To do. Among the entries below, find the lines with "name" and copy them.

Segment Open

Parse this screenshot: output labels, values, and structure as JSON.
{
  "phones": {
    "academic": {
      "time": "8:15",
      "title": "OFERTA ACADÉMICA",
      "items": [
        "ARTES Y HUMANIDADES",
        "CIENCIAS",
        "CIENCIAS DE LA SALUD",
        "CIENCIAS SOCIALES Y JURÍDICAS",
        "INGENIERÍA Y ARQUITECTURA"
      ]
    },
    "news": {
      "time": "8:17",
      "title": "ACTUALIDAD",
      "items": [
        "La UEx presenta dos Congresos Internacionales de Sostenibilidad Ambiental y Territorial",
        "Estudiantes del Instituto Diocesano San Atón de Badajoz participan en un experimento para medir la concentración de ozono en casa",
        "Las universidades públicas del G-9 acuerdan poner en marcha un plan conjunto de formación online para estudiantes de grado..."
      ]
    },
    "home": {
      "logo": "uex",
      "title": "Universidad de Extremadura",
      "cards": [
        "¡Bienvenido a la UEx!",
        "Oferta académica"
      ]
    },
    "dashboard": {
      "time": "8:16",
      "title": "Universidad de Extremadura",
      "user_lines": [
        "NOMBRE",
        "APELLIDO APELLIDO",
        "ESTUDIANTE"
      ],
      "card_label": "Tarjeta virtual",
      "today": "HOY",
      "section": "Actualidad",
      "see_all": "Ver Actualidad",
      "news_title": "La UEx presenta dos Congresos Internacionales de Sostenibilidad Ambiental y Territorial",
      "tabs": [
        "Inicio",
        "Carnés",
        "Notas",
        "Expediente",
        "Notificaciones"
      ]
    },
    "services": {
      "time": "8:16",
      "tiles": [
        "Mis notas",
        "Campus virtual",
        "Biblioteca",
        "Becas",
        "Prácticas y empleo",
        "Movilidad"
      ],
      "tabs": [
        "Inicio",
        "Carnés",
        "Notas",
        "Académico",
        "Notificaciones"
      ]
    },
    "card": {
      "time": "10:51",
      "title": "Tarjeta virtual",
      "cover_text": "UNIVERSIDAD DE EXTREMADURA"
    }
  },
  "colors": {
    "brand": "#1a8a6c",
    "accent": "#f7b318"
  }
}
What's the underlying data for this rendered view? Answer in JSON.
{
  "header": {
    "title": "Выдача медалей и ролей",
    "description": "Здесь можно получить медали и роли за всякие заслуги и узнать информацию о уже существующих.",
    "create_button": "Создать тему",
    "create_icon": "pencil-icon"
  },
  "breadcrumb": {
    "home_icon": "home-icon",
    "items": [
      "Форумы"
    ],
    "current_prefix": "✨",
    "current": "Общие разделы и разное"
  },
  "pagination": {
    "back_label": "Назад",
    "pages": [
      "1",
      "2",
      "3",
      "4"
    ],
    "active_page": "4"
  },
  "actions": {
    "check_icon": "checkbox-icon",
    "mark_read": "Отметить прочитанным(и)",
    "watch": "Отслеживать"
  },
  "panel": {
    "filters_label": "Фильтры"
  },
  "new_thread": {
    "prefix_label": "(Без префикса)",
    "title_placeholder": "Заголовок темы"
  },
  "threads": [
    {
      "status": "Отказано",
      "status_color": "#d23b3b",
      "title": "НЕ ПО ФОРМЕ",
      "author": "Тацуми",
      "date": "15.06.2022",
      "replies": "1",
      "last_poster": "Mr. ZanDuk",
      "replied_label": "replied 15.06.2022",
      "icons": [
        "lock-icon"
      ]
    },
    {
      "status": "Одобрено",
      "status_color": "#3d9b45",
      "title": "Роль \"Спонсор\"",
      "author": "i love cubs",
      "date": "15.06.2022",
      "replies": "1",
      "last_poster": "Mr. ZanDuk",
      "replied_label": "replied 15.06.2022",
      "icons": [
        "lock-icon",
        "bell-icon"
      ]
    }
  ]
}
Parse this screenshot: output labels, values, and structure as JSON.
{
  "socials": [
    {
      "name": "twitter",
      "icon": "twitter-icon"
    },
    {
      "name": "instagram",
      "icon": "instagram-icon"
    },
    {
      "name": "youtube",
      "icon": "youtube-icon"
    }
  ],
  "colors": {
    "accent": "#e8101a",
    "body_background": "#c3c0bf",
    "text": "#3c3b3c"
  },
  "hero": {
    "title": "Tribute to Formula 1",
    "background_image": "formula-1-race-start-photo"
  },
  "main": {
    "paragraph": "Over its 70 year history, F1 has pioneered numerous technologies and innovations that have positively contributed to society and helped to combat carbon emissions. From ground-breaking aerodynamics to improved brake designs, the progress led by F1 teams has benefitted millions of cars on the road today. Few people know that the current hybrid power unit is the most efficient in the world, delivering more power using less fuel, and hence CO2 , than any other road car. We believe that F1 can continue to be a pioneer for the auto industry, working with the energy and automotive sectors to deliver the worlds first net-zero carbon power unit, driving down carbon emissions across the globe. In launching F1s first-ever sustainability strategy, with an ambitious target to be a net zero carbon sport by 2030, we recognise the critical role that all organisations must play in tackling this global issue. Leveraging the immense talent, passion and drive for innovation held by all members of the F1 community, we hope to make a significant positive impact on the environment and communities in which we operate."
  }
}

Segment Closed

Task result.
      "name": "twitter",
      "name": "instagram",
      "name": "youtube",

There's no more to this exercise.